Component data from apps and pages:

◆ ◆ ◆ ◆

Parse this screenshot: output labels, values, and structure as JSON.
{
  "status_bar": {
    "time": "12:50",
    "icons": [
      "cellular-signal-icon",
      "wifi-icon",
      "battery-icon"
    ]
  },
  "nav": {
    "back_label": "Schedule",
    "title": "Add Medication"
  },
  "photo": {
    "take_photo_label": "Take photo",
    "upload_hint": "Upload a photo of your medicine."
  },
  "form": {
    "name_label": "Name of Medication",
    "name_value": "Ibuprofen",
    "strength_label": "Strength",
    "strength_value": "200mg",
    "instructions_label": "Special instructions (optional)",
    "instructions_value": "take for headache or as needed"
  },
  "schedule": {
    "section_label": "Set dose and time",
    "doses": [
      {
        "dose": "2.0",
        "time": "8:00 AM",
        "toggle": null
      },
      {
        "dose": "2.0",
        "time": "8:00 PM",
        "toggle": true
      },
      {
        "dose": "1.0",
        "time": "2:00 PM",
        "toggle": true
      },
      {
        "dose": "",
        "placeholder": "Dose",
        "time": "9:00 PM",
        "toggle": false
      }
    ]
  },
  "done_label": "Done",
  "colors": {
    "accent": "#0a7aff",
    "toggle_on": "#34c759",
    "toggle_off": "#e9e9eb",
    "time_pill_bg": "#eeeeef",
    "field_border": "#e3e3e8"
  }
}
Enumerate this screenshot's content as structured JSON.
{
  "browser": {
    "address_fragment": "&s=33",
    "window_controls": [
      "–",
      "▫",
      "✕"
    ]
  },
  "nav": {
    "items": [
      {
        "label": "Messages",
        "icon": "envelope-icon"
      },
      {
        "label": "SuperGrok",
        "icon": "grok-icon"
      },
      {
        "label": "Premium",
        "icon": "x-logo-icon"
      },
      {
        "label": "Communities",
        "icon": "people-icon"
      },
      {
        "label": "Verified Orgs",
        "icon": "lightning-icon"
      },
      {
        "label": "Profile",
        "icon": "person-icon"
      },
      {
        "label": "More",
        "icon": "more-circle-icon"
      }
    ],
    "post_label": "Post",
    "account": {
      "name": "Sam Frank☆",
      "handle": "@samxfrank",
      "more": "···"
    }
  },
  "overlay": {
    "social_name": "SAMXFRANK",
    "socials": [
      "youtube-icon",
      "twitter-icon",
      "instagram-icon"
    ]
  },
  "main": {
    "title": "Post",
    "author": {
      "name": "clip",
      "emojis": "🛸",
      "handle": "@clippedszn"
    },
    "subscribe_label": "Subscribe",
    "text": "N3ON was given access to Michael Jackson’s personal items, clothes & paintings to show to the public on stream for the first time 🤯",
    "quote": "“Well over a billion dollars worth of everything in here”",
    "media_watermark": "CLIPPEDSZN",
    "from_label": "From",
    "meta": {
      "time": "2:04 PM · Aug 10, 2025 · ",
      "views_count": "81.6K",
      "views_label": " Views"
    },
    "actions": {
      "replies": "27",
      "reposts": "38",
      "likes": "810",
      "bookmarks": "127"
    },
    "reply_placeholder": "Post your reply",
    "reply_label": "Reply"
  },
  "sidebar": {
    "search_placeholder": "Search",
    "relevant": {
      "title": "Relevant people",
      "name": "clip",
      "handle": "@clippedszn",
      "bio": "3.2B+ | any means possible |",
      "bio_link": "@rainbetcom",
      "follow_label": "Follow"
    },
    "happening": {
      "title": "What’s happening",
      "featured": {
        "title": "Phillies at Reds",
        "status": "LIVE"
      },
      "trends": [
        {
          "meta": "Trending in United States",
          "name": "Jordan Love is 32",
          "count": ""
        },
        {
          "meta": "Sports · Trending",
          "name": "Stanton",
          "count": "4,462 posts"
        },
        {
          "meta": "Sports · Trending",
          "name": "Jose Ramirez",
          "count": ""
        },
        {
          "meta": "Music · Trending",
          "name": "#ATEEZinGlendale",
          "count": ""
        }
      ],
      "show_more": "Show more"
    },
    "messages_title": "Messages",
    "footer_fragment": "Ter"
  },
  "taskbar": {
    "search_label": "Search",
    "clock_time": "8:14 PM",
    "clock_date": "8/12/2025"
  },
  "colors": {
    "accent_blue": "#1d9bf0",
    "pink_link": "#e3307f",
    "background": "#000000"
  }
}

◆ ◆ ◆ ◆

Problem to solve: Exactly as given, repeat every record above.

Result of this exercise:
Parse this screenshot: output labels, values, and structure as JSON.
{
  "status_bar": {
    "time": "12:50",
    "icons": [
      "cellular-signal-icon",
      "wifi-icon",
      "battery-icon"
    ]
  },
  "nav": {
    "back_label": "Schedule",
    "title": "Add Medication"
  },
  "photo": {
    "take_photo_label": "Take photo",
    "upload_hint": "Upload a photo of your medicine."
  },
  "form": {
    "name_label": "Name of Medication",
    "name_value": "Ibuprofen",
    "strength_label": "Strength",
    "strength_value": "200mg",
    "instructions_label": "Special instructions (optional)",
    "instructions_value": "take for headache or as needed"
  },
  "schedule": {
    "section_label": "Set dose and time",
    "doses": [
      {
        "dose": "2.0",
        "time": "8:00 AM",
        "toggle": null
      },
      {
        "dose": "2.0",
        "time": "8:00 PM",
        "toggle": true
      },
      {
        "dose": "1.0",
        "time": "2:00 PM",
        "toggle": true
      },
      {
        "dose": "",
        "placeholder": "Dose",
        "time": "9:00 PM",
        "toggle": false
      }
    ]
  },
  "done_label": "Done",
  "colors": {
    "accent": "#0a7aff",
    "toggle_on": "#34c759",
    "toggle_off": "#e9e9eb",
    "time_pill_bg": "#eeeeef",
    "field_border": "#e3e3e8"
  }
}
Enumerate this screenshot's content as structured JSON.
{
  "browser": {
    "address_fragment": "&s=33",
    "window_controls": [
      "–",
      "▫",
      "✕"
    ]
  },
  "nav": {
    "items": [
      {
        "label": "Messages",
        "icon": "envelope-icon"
      },
      {
        "label": "SuperGrok",
        "icon": "grok-icon"
      },
      {
        "label": "Premium",
        "icon": "x-logo-icon"
      },
      {
        "label": "Communities",
        "icon": "people-icon"
      },
      {
        "label": "Verified Orgs",
        "icon": "lightning-icon"
      },
      {
        "label": "Profile",
        "icon": "person-icon"
      },
      {
        "label": "More",
        "icon": "more-circle-icon"
      }
    ],
    "post_label": "Post",
    "account": {
      "name": "Sam Frank☆",
      "handle": "@samxfrank",
      "more": "···"
    }
  },
  "overlay": {
    "social_name": "SAMXFRANK",
    "socials": [
      "youtube-icon",
      "twitter-icon",
      "instagram-icon"
    ]
  },
  "main": {
    "title": "Post",
    "author": {
      "name": "clip",
      "emojis": "🛸",
      "handle": "@clippedszn"
    },
    "subscribe_label": "Subscribe",
    "text": "N3ON was given access to Michael Jackson’s personal items, clothes & paintings to show to the public on stream for the first time 🤯",
    "quote": "“Well over a billion dollars worth of everything in here”",
    "media_watermark": "CLIPPEDSZN",
    "from_label": "From",
    "meta": {
      "time": "2:04 PM · Aug 10, 2025 · ",
      "views_count": "81.6K",
      "views_label": " Views"
    },
    "actions": {
      "replies": "27",
      "reposts": "38",
      "likes": "810",
      "bookmarks": "127"
    },
    "reply_placeholder": "Post your reply",
    "reply_label": "Reply"
  },
  "sidebar": {
    "search_placeholder": "Search",
    "relevant": {
      "title": "Relevant people",
      "name": "clip",
      "handle": "@clippedszn",
      "bio": "3.2B+ | any means possible |",
      "bio_link": "@rainbetcom",
      "follow_label": "Follow"
    },
    "happening": {
      "title": "What’s happening",
      "featured": {
        "title": "Phillies at Reds",
        "status": "LIVE"
      },
      "trends": [
        {
          "meta": "Trending in United States",
          "name": "Jordan Love is 32",
          "count": ""
        },
        {
          "meta": "Sports · Trending",
          "name": "Stanton",
          "count": "4,462 posts"
        },
        {
          "meta": "Sports · Trending",
          "name": "Jose Ramirez",
          "count": ""
        },
        {
          "meta": "Music · Trending",
          "name": "#ATEEZinGlendale",
          "count": ""
        }
      ],
      "show_more": "Show more"
    },
    "messages_title": "Messages",
    "footer_fragment": "Ter"
  },
  "taskbar": {
    "search_label": "Search",
    "clock_time": "8:14 PM",
    "clock_date": "8/12/2025"
  },
  "colors": {
    "accent_blue": "#1d9bf0",
    "pink_link": "#e3307f",
    "background": "#000000"
  }
}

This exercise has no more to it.